Solar Power World Ranks Florida Solar One a Top 400 Solar Installer

Florida Solar One, a Miami Fort Lauderdale solar contractor is ranked among the top sol...

US Solar Institute Chosen for Military Solar Training at Patrick Air Force Base

In August 2015, the Air Force chose The US Solar Institute (USSI) for a specialized sol...

Canadian Solar Signs Agreement with Mashiki Town and Kumamoto Prefecture to Build 47 MW Solar Plant in Japan

Canadian Solar Signs Agreement for 47 MW Solar Plant

NC State University Installs Student-Funded Spotlight Solar Structure to Drive Awareness and Adoption of Clean Energy

North Carolina State University (NC State) will today showcase its commitment to clean ...



Geothermal Visual: GEA, Clean Energy Organizations Tell Congress: We Need Tax Extenders 'As Soon As Possible'

In a letter dated Oct. 5, over 580 signatories representing clean energy industries, including Geothermal Energy Asso...

Why the Solar PV Industry Should Love Geothermal Heat Pumps Part 3

It’s a marriage made in heaven: Solar PV and Geothermal Heat Pumps Part 3 of a 6-Part Series Geothermal Heat ...

Beyond Utility 2.0: Part 4 “Next Steps”

Principles, Structure, and Policies of Energy Democracy Energy democracy can best be described as an electricity sy...


Renewable Energy World's network editors help deliver the most comprehensive news coverage of the renewable energy industries. Based in the U.S. and the UK, the team is comprised of editors from Pennwell Corporation's myriad of publications that ...


Volume 18, Issue 4


To register for our free
e-Newsletters, subscribe today:


Tweet the Editors! @jennrunyon



GRC Fieldtrip - Long Valley Geology

Led by: Gene Suemnicht and Duncan Foley     &nb...

GRC Annual Meeting & GEA Geothermal Energy Expo

GRC Annual Meeting & GEA Expo:   Register Now for the 2015 GRC ...

GeoPower & Heat Summit

The GeoPower & Heat Summit is the most commercial event in the geoth...


Geothermal Event - We've got an app for that!

GRC Annual Meeting & GEA Geothermal Energy Expo has gone mobile! We...

Final Program Now Available for GRC Annual Meeting & GEA Geothermal...

GRC Annual Meeting & GEA Geothermal Energy Expo - Final Program f...

GRC Annual Geothermal Photo Contest - View all the Entries

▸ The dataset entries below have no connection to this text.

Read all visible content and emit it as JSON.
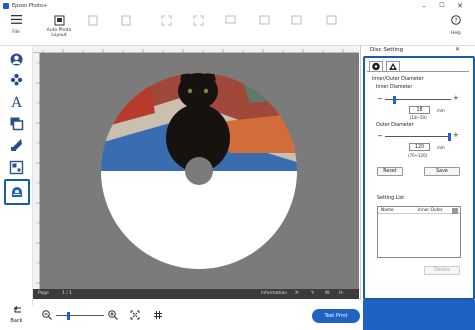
{
  "app": {
    "title": "Epson Photo+"
  },
  "window_controls": {
    "minimize": "–",
    "maximize": "☐",
    "close": "✕"
  },
  "toolbar": {
    "file": "File",
    "auto_photo_layout_1": "Auto Photo",
    "auto_photo_layout_2": "Layout",
    "help": "Help"
  },
  "status": {
    "page": "Page",
    "page_num": "1 / 1",
    "information": "Information",
    "x": "X-",
    "y": "Y-",
    "w": "W-",
    "h": "H-"
  },
  "bottom": {
    "back": "Back",
    "test_print": "Test Print"
  },
  "panel": {
    "title": "Disc Setting",
    "close": "✕",
    "section_title": "Inner/Outer Diameter",
    "inner_label": "Inner Diameter",
    "inner_value": "18",
    "inner_unit": "mm",
    "inner_range": "(18~50)",
    "inner_level": 0.0,
    "outer_label": "Outer Diameter",
    "outer_value": "120",
    "outer_unit": "mm",
    "outer_range": "(70~120)",
    "outer_level": 1.0,
    "reset": "Reset",
    "save": "Save",
    "setting_list": "Setting List",
    "col_name": "Name",
    "col_inner_outer": "Inner Outer",
    "delete": "Delete"
  },
  "zoom": {
    "level": 0.25
  },
  "colors": {
    "accent": "#1e63c4",
    "frame": "#1b5aa6",
    "canvas": "#7b7b7b",
    "statusbar": "#3b3b3b"
  }
}
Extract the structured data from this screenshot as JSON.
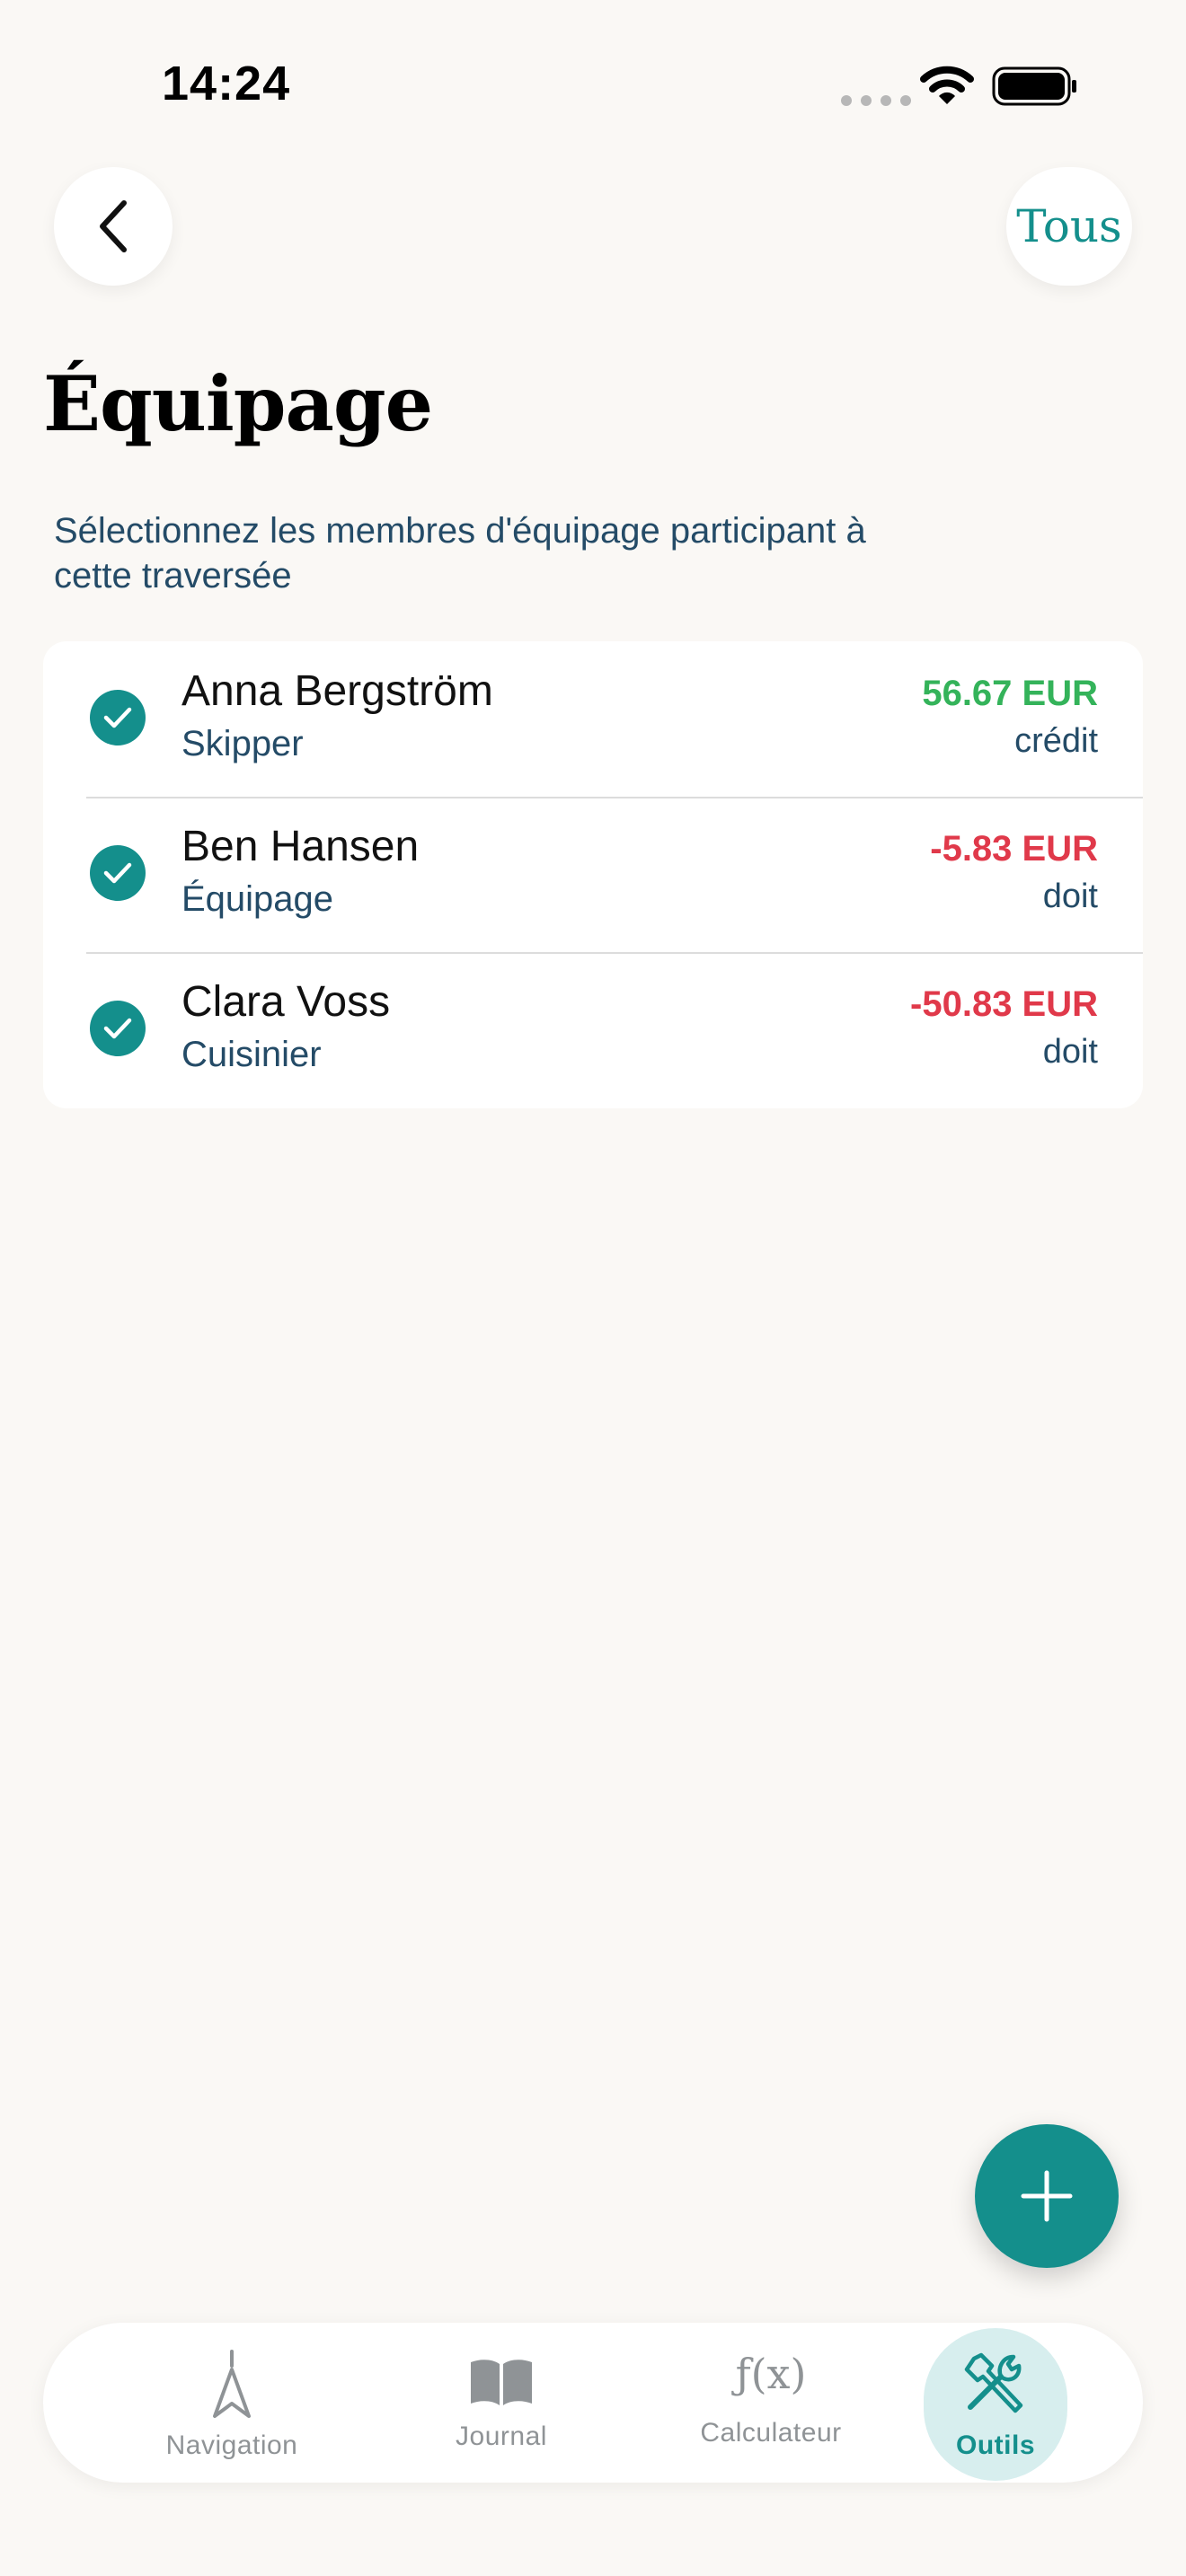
{
  "status_bar": {
    "time": "14:24"
  },
  "header": {
    "back_icon": "chevron-left-icon",
    "all_button_label": "Tous"
  },
  "page": {
    "title": "Équipage",
    "subtitle": "Sélectionnez les membres d'équipage participant à cette traversée"
  },
  "crew": [
    {
      "name": "Anna Bergström",
      "role": "Skipper",
      "amount": "56.67 EUR",
      "status": "crédit",
      "amount_color": "#34b35a",
      "selected": true
    },
    {
      "name": "Ben Hansen",
      "role": "Équipage",
      "amount": "-5.83 EUR",
      "status": "doit",
      "amount_color": "#e0394a",
      "selected": true
    },
    {
      "name": "Clara Voss",
      "role": "Cuisinier",
      "amount": "-50.83 EUR",
      "status": "doit",
      "amount_color": "#e0394a",
      "selected": true
    }
  ],
  "fab": {
    "icon": "plus-icon"
  },
  "tabs": [
    {
      "label": "Navigation",
      "icon": "compass-arrow-icon",
      "active": false
    },
    {
      "label": "Journal",
      "icon": "book-icon",
      "active": false
    },
    {
      "label": "Calculateur",
      "icon": "function-icon",
      "active": false
    },
    {
      "label": "Outils",
      "icon": "tools-icon",
      "active": true
    }
  ],
  "colors": {
    "accent": "#148f8c",
    "background": "#faf8f5",
    "credit": "#34b35a",
    "debt": "#e0394a",
    "secondary_text": "#244b67"
  }
}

36th Annual Geothermal Photo Contest The Geothermal Resources


Renewable Energy: Subscribe Now

Solar Energy: Subscribe Now

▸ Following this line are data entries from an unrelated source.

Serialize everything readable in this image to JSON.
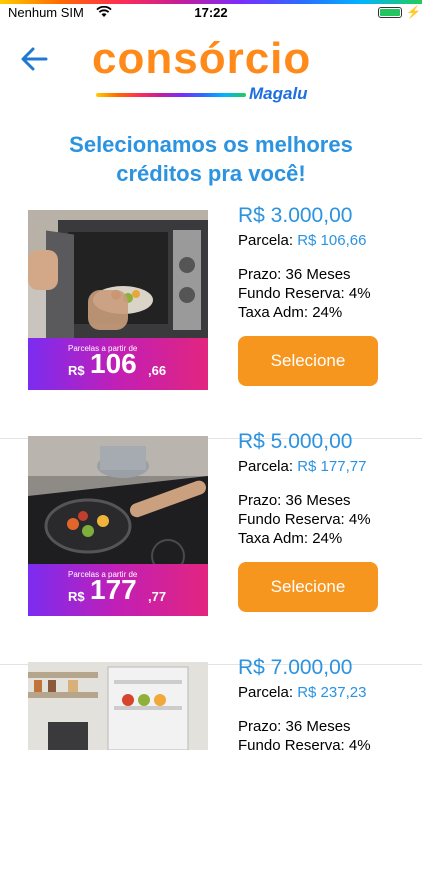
{
  "status_bar": {
    "carrier": "Nenhum SIM",
    "time": "17:22",
    "battery_level": 1.0
  },
  "header": {
    "logo_main": "consórcio",
    "logo_sub": "Magalu",
    "headline_line1": "Selecionamos os melhores",
    "headline_line2": "créditos pra você!"
  },
  "offers": [
    {
      "amount": "R$ 3.000,00",
      "parcela_label": "Parcela:",
      "parcela_value": "R$ 106,66",
      "prazo": "Prazo: 36 Meses",
      "fundo": "Fundo Reserva: 4%",
      "taxa": "Taxa Adm: 24%",
      "button": "Selecione",
      "promo_label": "Parcelas a partir de",
      "promo_currency": "R$",
      "promo_value": "106",
      "promo_cents": ",66",
      "image": "microwave-photo"
    },
    {
      "amount": "R$ 5.000,00",
      "parcela_label": "Parcela:",
      "parcela_value": "R$ 177,77",
      "prazo": "Prazo: 36 Meses",
      "fundo": "Fundo Reserva: 4%",
      "taxa": "Taxa Adm: 24%",
      "button": "Selecione",
      "promo_label": "Parcelas a partir de",
      "promo_currency": "R$",
      "promo_value": "177",
      "promo_cents": ",77",
      "image": "cooktop-photo"
    },
    {
      "amount": "R$ 7.000,00",
      "parcela_label": "Parcela:",
      "parcela_value": "R$ 237,23",
      "prazo": "Prazo: 36 Meses",
      "fundo": "Fundo Reserva: 4%",
      "image": "refrigerator-photo"
    }
  ],
  "colors": {
    "brand_orange": "#ff8a1a",
    "accent_blue": "#2b93e0",
    "button_orange": "#f7961e",
    "promo_purple": "#7b2cf0"
  }
}
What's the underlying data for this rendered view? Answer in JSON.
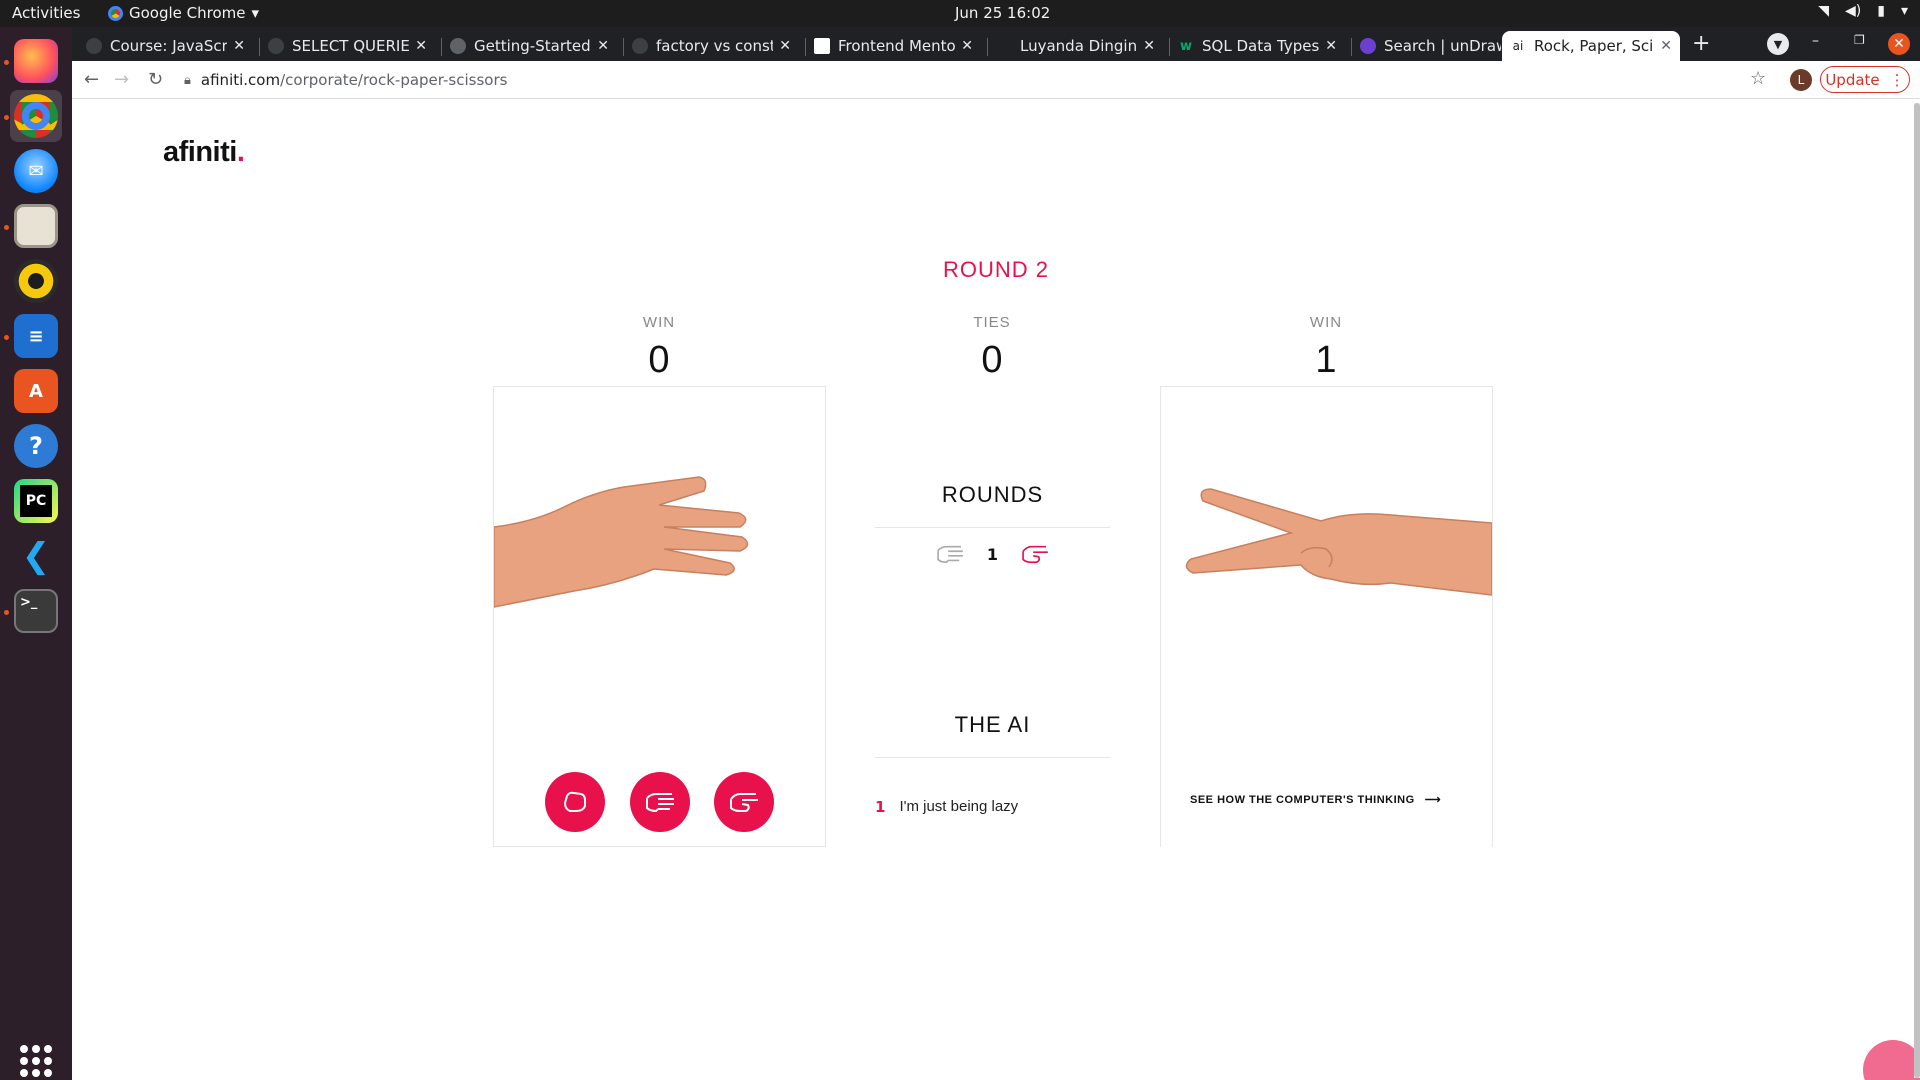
{
  "system": {
    "activities": "Activities",
    "app_name": "Google Chrome",
    "clock": "Jun 25  16:02"
  },
  "dock": {
    "items": [
      "firefox",
      "chrome",
      "thunderbird",
      "files",
      "rhythmbox",
      "writer",
      "software-center",
      "help",
      "pycharm",
      "vscode",
      "terminal"
    ]
  },
  "tabs": [
    {
      "label": "Course: JavaScri",
      "fav_color": "#3c4043"
    },
    {
      "label": "SELECT QUERIES",
      "fav_color": "#3c4043"
    },
    {
      "label": "Getting-Started-",
      "fav_color": "#5f6368"
    },
    {
      "label": "factory vs constr",
      "fav_color": "#3c4043"
    },
    {
      "label": "Frontend Mento",
      "fav_color": "#ffffff"
    },
    {
      "label": "Luyanda Dingin",
      "fav_color": "#202124"
    },
    {
      "label": "SQL Data Types f",
      "fav_color": "#04aa6d"
    },
    {
      "label": "Search | unDraw",
      "fav_color": "#6c3fcf"
    },
    {
      "label": "Rock, Paper, Scis",
      "fav_color": "#ffffff",
      "fav_text": "ai",
      "active": true
    }
  ],
  "toolbar": {
    "url_host": "afiniti.com",
    "url_path": "/corporate/rock-paper-scissors",
    "profile_initial": "L",
    "update_label": "Update"
  },
  "page": {
    "logo": "afiniti",
    "logo_dot": ".",
    "round_title": "ROUND 2",
    "scores": [
      {
        "label": "WIN",
        "value": "0"
      },
      {
        "label": "TIES",
        "value": "0"
      },
      {
        "label": "WIN",
        "value": "1"
      }
    ],
    "rounds_title": "ROUNDS",
    "rounds": [
      {
        "number": "1",
        "player": "paper",
        "ai": "scissors"
      }
    ],
    "ai_title": "THE AI",
    "ai_log": [
      {
        "number": "1",
        "text": "I'm just being lazy"
      }
    ],
    "see_link": "SEE HOW THE COMPUTER'S THINKING",
    "player_hand": "paper",
    "ai_hand": "scissors",
    "moves": [
      "rock",
      "paper",
      "scissors"
    ]
  },
  "colors": {
    "accent": "#e8114b",
    "chrome_dark": "#202124",
    "dock_bg": "#2c1f2a"
  }
}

Wind Energy: Subscribe Now

Geothermal Energy: Subscribe Now

Bioenergy: Subscribe Now